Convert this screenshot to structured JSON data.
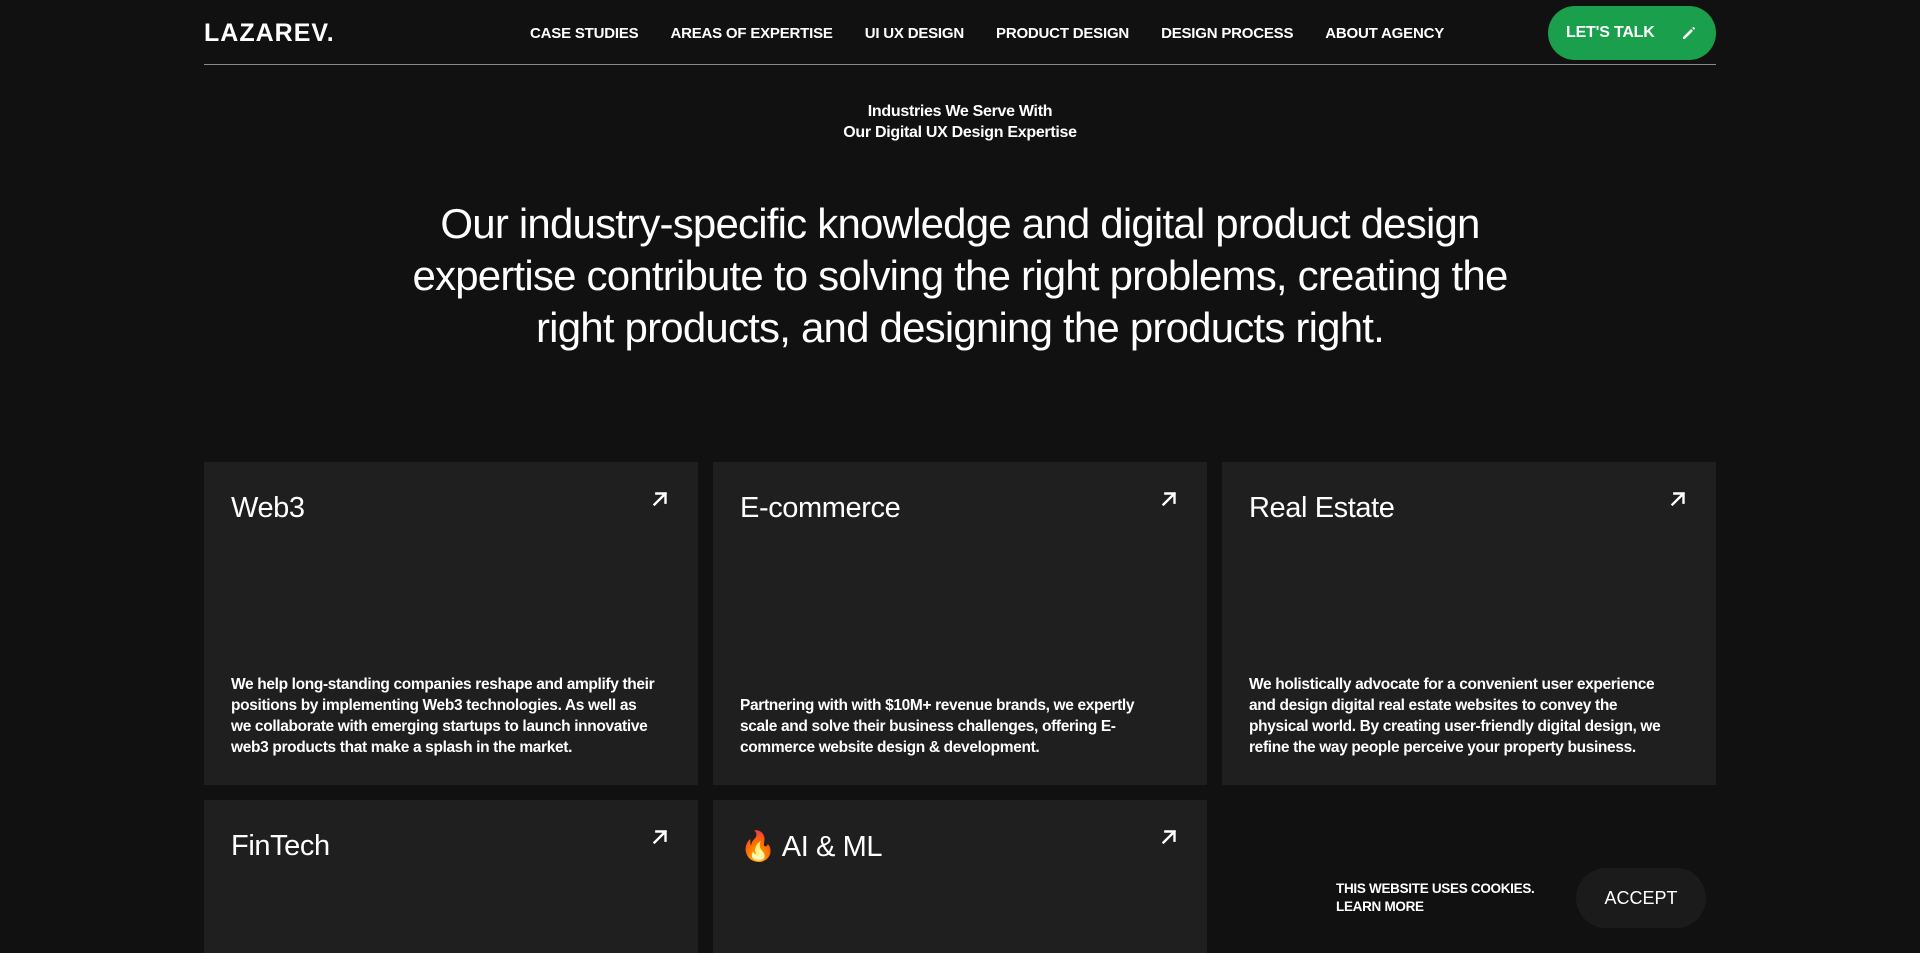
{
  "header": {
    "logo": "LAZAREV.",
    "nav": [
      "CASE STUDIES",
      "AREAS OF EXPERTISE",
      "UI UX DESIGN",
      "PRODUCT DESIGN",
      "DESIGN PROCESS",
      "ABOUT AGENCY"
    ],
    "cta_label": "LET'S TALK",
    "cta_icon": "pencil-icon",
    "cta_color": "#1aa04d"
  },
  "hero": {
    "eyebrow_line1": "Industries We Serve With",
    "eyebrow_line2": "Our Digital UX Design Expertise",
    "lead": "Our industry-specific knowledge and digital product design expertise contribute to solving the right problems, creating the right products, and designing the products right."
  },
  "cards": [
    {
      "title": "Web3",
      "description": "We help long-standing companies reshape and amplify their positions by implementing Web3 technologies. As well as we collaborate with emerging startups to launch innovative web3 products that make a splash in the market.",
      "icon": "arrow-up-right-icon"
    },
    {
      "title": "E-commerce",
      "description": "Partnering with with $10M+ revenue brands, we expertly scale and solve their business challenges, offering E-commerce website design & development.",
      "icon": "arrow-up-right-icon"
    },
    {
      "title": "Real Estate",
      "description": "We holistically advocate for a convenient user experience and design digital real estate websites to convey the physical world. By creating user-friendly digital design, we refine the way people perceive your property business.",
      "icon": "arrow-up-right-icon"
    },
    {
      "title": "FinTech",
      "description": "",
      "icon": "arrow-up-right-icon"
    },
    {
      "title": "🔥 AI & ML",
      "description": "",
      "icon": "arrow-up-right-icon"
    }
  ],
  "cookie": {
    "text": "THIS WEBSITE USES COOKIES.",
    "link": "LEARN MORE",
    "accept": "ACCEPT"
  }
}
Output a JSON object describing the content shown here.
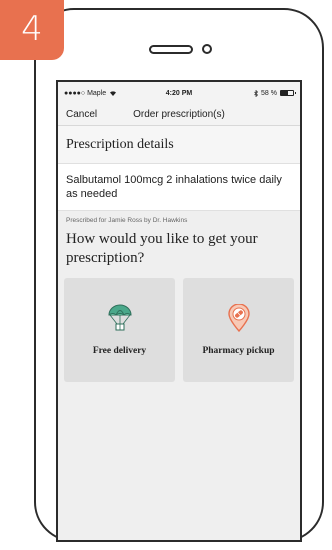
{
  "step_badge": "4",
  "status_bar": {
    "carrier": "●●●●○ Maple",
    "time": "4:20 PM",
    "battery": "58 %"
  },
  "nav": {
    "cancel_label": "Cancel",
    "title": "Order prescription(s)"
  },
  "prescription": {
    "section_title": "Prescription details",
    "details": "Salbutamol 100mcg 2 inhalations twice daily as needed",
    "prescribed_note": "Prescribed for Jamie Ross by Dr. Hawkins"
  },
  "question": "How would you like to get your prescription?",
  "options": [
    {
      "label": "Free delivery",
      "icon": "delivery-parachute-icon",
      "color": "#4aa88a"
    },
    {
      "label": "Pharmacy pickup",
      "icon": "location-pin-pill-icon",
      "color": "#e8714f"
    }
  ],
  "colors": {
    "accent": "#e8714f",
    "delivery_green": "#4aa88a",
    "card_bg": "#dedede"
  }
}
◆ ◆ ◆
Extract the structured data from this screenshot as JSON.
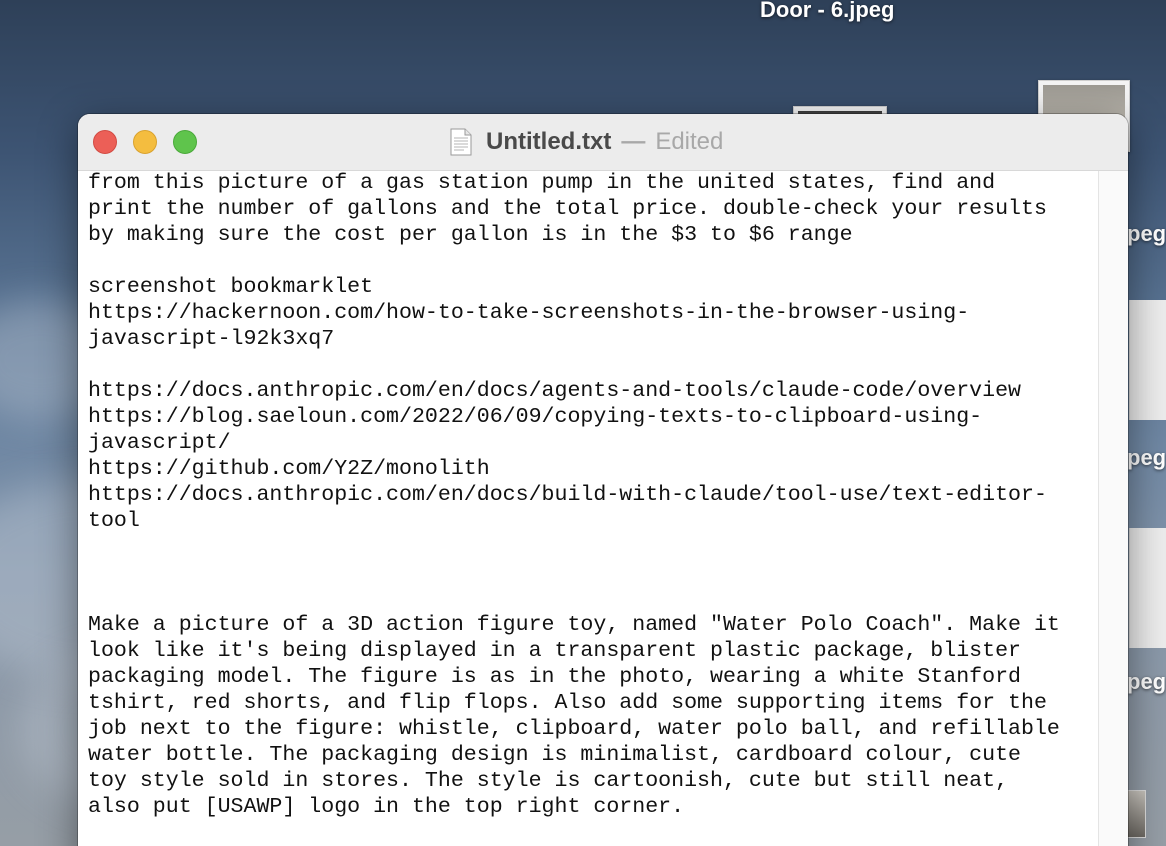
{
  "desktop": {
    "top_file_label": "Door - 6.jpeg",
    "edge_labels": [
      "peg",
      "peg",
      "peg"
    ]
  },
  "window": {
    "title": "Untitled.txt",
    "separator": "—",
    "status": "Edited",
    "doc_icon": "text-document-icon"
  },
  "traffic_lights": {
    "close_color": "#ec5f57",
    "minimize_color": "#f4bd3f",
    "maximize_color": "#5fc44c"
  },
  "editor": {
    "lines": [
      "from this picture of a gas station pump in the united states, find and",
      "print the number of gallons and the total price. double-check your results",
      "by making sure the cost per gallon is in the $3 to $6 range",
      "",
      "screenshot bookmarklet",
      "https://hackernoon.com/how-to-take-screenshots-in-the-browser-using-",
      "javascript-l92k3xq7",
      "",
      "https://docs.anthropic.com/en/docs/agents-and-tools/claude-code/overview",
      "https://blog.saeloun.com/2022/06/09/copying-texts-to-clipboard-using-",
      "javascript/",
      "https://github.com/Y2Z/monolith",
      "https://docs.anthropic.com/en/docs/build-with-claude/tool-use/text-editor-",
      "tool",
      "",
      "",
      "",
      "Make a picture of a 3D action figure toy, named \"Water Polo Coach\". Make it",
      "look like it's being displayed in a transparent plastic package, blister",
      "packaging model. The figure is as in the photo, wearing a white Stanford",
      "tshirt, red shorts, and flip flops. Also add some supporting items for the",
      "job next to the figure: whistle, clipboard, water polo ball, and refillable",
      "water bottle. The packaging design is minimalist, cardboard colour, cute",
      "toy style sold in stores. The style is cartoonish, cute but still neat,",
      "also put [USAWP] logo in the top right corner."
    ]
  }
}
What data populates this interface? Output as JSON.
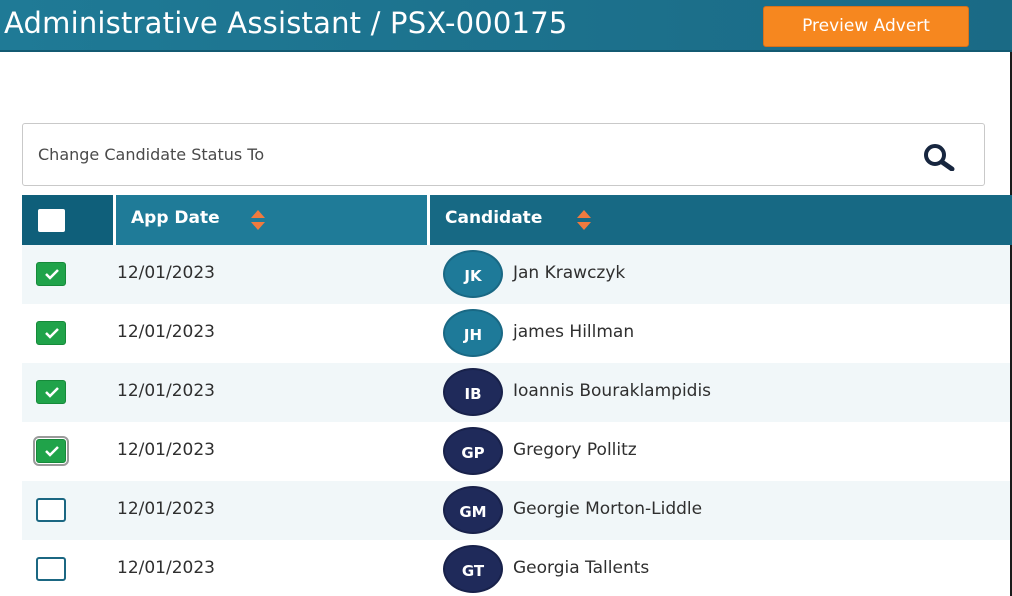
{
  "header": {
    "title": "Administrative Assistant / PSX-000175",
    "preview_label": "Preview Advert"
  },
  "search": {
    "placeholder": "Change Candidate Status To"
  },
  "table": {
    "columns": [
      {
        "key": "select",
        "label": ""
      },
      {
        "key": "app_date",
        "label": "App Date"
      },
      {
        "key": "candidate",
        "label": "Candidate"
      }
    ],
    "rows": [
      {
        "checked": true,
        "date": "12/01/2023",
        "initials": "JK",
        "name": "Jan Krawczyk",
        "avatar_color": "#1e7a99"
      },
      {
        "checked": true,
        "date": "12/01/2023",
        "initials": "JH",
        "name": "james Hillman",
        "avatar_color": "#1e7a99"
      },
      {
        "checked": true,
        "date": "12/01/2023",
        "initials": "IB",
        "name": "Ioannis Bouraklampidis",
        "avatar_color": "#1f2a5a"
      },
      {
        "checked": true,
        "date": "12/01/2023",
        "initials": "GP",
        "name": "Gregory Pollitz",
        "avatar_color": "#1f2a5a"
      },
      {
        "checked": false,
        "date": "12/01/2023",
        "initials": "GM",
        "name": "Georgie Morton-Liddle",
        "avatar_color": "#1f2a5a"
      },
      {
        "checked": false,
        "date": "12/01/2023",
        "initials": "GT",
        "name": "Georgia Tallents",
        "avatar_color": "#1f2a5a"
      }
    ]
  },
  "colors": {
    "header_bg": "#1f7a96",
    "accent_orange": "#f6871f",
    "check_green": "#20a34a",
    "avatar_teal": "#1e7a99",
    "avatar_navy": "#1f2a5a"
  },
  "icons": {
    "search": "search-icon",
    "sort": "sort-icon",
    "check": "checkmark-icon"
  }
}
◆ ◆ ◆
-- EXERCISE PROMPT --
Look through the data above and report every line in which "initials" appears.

-- RESULT OF THIS TASK --
        "initials": "JK",
        "initials": "JH",
        "initials": "IB",
        "initials": "GP",
        "initials": "GM",
        "initials": "GT",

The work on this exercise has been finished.